## [What you need to do]
Could you find every line in the entries below that holds the word "page" and copy it?

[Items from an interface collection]
————————

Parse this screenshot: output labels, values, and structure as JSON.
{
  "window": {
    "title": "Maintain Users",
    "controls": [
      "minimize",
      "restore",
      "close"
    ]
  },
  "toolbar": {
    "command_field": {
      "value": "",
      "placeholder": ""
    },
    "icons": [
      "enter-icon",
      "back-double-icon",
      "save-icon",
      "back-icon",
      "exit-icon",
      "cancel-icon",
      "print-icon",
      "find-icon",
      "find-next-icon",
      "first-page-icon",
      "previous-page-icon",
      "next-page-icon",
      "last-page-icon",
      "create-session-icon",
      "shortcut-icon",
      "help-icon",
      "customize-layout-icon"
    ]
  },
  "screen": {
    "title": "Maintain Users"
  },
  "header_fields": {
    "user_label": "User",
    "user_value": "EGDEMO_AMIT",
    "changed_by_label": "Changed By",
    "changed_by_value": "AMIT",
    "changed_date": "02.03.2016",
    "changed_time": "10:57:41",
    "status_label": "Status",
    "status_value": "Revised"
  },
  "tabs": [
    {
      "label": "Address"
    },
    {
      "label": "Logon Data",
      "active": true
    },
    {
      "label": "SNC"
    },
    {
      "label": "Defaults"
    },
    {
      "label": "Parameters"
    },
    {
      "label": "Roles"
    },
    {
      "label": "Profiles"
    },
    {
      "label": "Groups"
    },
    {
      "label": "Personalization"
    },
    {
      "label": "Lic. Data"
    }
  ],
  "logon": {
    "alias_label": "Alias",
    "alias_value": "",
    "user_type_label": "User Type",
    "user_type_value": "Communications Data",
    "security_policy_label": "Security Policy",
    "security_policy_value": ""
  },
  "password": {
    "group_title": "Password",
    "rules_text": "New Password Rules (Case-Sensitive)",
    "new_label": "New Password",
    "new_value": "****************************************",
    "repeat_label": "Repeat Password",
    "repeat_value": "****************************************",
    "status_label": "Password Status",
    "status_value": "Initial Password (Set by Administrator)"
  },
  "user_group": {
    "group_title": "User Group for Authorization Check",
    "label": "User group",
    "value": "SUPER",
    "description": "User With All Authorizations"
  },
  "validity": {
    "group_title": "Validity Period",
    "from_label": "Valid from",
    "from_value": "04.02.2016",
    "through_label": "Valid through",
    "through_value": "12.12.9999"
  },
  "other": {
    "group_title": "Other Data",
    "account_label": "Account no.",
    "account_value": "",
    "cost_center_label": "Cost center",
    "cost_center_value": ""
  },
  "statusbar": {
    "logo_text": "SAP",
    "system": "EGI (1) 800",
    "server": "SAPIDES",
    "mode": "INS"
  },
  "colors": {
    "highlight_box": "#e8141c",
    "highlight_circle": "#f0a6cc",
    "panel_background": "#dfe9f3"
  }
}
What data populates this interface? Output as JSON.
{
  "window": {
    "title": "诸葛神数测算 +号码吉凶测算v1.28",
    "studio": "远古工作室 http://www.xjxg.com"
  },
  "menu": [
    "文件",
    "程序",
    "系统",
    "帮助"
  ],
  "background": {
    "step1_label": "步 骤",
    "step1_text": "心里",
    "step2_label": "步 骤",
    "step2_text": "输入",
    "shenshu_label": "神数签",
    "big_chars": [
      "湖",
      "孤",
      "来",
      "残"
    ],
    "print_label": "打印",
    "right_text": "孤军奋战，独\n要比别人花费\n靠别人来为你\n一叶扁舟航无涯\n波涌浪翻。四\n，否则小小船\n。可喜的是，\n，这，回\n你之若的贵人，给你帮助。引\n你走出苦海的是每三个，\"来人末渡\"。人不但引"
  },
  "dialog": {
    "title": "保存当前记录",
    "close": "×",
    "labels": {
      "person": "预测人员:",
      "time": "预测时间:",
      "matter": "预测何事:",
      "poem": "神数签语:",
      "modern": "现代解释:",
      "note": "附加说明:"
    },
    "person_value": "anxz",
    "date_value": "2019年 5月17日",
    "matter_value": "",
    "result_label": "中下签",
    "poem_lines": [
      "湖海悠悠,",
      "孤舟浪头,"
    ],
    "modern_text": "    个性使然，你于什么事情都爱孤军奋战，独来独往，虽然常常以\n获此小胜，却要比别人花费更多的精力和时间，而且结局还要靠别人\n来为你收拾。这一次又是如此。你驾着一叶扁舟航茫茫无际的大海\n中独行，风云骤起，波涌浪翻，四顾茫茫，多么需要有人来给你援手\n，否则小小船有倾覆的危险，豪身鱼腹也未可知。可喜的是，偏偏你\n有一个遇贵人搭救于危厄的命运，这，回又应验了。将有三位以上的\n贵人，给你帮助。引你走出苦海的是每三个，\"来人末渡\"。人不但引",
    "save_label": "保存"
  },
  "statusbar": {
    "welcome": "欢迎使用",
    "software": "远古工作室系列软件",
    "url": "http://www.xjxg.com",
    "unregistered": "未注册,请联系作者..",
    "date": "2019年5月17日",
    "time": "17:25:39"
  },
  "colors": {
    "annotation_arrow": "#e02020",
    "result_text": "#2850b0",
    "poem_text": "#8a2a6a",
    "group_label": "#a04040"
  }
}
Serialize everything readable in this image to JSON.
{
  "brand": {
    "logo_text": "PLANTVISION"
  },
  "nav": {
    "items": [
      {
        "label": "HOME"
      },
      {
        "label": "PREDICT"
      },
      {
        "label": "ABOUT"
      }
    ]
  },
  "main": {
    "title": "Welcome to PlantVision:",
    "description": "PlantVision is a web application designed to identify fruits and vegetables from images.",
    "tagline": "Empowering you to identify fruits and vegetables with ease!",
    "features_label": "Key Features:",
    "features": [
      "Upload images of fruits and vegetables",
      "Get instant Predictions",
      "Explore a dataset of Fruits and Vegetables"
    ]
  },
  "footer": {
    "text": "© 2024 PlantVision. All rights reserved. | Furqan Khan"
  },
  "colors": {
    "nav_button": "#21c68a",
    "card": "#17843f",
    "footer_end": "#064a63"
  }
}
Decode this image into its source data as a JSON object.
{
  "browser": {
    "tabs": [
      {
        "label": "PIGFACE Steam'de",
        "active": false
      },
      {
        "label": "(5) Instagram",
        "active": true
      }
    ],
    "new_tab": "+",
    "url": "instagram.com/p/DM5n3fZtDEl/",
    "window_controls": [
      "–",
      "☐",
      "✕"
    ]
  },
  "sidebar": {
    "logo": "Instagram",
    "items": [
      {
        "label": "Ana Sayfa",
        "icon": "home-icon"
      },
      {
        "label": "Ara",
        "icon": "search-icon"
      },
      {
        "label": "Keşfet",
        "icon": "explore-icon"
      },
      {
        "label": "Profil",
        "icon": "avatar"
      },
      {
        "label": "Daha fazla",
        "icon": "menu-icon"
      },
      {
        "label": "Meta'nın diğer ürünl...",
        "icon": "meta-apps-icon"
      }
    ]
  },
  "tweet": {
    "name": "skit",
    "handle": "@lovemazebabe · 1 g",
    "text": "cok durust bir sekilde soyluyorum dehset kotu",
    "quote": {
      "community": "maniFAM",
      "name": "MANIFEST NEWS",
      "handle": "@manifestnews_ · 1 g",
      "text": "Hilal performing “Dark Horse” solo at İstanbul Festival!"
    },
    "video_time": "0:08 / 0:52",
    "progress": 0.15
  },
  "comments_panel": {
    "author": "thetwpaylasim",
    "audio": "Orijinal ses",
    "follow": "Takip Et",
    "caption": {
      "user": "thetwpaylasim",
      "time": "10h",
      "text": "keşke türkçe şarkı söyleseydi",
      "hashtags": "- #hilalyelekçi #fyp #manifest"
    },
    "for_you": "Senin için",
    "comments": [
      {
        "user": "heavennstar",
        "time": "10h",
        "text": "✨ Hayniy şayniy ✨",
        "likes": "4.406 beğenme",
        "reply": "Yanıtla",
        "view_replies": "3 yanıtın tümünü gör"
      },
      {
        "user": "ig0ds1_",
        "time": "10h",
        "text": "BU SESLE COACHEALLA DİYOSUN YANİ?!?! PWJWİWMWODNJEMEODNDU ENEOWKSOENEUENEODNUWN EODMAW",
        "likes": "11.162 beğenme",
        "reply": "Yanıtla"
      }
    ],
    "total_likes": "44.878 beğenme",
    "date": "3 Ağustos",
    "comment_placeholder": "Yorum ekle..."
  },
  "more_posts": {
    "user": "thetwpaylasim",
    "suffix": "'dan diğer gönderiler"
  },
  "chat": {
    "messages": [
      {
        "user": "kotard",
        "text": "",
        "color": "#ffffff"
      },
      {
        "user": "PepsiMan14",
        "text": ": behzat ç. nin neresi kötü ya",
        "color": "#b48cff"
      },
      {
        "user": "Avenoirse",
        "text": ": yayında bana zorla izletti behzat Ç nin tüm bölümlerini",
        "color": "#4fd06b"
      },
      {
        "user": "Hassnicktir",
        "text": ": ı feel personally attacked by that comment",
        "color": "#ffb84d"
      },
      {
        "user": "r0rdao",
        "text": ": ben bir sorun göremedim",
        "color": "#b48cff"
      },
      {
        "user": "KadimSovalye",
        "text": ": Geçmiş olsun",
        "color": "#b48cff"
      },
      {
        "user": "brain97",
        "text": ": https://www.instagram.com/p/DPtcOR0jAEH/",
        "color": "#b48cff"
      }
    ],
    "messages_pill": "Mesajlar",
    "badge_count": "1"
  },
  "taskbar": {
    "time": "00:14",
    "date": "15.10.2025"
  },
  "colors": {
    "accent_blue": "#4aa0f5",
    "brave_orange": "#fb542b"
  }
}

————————

## [Solution for this task]
      "first-page-icon",
      "previous-page-icon",
      "next-page-icon",
      "last-page-icon",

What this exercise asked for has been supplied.